At the turn of the century, an arrogant inventor is in the midst of a dry spell that threatens to ruin him. Could the clever young acolyte who shows up at his door be his salvation?

Frank Todaro brings us to the early 20th century in ‘Men of Vision’, when inventions and inventors swaggered high. The film is a period comedy about a once-acclaimed, now failing inventor who finds himself desperate to stay relevant in a rapidly changing world. A large ego and an even bigger blind spot don’t help much.

Men of Vision

Men of Vision: Desperation is the Mother of Invention

I knew I wanted to use the visual language of period drama to enhance the comedy. But I also wanted to give the story needed gravitas. The aim was to make the comedy to feel subtle and sophisticated rather than something sketch-like.

The general idea of skewering arrogant men who ‘know best’ was fertile territory for satire / commentary. But in particular, this character and story grew out of my personal frustration with men who lack the strength or vision to leap into the future on behalf of all of us. The idea is, we all know the future’s coming, can we embrace and create it? Or will we decide to remain entrenched or even become backwards-facing?

Bryan Burton in Men of Vision

The cinematographer did an amazing job giving the film a lush, moody look that beautifully evoked a bygone era, but it could only be achieved on the shoulders of handsome, era-accurate locations, sumptuous, detailed set design and fantastic period costumes and makeup. All of it meshed perfectly with the brilliant performances of the two leads, Aaron Serotsky and Bryan Burton. Their rapport and skill at delivering pages of antiquated, quasi-scientific dialogue while nailing the snarky, subtle comedy was simply a joy to watch.

Shooting Location in Men of Vision

We had a tiny lighting package and were dealing with a time period where the illumination was provided entirely by available light. Complicating things was that fact that we shot on the three shortest days of the year. Which created tons of pressure to move quickly. I think we averaged about 2 1/2 takes per setup.

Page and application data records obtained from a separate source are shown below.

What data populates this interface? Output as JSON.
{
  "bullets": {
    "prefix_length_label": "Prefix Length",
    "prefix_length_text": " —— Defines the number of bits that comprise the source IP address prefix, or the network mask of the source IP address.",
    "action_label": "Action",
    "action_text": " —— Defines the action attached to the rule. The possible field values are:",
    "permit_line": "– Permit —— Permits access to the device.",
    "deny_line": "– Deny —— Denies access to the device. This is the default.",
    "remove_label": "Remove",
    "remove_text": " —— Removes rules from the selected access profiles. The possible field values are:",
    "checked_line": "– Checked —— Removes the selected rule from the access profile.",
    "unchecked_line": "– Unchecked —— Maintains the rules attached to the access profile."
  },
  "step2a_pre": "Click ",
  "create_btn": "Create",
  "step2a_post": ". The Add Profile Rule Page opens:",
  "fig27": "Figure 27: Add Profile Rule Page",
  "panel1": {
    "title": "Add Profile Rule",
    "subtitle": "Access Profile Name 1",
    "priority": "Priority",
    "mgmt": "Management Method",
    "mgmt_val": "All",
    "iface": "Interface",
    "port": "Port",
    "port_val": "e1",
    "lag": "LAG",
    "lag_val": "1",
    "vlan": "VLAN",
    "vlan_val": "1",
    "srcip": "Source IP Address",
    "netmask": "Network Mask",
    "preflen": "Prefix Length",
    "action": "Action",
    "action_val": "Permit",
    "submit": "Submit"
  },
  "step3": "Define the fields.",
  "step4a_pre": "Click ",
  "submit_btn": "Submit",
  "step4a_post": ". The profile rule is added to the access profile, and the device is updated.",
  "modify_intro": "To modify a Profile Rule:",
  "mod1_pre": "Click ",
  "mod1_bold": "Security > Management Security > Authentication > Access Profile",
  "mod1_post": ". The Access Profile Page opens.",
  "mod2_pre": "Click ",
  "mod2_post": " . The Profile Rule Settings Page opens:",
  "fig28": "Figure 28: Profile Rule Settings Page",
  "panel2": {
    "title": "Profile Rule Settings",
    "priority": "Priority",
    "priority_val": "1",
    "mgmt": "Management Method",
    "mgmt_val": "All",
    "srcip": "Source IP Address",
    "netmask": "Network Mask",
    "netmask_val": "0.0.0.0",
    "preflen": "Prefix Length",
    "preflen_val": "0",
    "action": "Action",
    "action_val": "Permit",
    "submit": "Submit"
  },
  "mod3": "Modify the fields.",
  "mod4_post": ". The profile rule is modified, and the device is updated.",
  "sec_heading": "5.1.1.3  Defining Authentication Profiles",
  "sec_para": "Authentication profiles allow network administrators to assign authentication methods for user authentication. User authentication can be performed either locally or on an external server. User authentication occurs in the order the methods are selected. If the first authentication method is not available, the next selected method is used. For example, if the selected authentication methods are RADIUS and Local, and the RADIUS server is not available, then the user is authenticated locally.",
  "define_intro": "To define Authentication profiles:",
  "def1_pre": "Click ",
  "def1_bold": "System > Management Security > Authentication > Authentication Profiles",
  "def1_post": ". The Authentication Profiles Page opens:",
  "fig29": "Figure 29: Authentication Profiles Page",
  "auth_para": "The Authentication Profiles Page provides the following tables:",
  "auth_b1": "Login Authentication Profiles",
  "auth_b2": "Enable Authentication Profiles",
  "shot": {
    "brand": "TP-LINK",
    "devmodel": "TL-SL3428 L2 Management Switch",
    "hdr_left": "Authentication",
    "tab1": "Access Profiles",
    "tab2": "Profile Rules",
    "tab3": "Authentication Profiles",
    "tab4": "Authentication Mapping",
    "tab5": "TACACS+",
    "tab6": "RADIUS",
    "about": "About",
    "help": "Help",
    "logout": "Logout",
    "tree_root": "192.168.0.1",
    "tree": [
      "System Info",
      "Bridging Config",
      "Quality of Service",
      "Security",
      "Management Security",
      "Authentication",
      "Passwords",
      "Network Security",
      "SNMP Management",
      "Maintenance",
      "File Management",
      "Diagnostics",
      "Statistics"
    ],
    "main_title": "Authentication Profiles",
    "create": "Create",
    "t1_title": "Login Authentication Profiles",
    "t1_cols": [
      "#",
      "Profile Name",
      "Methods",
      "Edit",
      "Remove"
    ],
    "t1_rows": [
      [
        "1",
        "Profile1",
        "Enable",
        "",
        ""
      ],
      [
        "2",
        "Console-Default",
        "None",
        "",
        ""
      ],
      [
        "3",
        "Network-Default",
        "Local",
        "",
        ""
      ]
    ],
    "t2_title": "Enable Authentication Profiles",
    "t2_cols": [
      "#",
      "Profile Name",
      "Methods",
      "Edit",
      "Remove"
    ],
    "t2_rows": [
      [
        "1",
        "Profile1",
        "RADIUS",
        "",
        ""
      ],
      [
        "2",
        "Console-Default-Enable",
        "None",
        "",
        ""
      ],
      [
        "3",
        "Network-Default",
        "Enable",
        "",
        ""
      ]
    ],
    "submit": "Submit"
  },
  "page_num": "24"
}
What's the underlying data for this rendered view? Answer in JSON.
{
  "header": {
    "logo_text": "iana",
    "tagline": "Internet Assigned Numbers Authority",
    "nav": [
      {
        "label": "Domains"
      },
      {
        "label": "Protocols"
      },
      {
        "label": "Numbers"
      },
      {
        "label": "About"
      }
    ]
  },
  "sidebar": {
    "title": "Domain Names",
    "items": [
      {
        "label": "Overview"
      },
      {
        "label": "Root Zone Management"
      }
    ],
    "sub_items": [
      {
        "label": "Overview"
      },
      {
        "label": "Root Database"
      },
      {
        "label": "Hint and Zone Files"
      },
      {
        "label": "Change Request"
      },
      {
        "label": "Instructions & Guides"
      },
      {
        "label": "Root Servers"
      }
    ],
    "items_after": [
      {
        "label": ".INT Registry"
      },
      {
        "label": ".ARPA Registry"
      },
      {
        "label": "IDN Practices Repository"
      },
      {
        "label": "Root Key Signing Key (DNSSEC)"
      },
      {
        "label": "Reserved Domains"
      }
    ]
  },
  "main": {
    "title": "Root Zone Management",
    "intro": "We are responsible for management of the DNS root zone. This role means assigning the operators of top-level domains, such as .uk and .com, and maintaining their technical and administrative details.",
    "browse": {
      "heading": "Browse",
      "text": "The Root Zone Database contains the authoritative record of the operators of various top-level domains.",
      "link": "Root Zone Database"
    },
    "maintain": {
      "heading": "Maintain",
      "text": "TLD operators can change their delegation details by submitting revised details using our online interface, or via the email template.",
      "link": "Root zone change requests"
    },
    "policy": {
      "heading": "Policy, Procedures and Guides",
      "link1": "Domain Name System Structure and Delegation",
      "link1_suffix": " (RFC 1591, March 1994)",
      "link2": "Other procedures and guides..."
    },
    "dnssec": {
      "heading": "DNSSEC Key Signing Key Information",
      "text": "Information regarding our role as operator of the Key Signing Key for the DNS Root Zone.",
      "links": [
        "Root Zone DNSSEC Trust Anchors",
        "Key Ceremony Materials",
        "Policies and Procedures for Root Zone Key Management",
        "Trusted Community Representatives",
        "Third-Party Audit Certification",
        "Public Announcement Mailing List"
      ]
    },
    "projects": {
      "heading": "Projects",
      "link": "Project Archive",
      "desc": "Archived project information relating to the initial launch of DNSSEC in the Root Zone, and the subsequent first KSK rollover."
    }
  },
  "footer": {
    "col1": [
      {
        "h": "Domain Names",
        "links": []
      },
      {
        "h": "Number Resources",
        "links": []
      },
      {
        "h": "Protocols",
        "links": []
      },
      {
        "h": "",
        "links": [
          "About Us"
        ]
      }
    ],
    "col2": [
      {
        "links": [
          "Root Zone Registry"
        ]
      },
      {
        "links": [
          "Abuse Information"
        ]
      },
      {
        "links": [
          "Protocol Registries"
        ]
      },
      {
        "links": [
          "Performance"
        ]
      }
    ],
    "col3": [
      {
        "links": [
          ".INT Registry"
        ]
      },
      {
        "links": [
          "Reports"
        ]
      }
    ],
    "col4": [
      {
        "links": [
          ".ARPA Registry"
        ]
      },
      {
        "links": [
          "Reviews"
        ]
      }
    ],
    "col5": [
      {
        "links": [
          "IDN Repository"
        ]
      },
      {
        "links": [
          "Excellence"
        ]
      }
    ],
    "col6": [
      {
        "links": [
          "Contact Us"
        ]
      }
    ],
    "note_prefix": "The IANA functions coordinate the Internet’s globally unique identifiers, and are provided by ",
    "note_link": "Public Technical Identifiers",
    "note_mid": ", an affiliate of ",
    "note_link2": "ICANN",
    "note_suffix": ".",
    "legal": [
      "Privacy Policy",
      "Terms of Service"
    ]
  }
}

Thankfully our amazing actors knew their lines and could pound through it. But sometimes they’d want an additional take and I’d have to say no.

The Inventions

In terms of production, I was fortunate to be able to ask favors of some incredibly talented people I’ve worked with over the years in commercials. The crew did me a gigantic favor working for free in a tough situation, but I literally could not have done it if Legacy Effects and Method Studios hadn’t agreed to so some incredible and complicated work. Legacy created a pair of props that literally did not exist anywhere (the ‘Illumintatra’ and proto-zipper), while Method created stunning visual effects that simply could not have been pulled off practically for any amount of money. I actually built a bunch of props myself knowing we wouldn’t be able to find them. The large band saw, drill press and jeweler’s lathe you see in the background were all build from wood and styrofoam in my garage. I also made the radium helmet and leather wrist brace.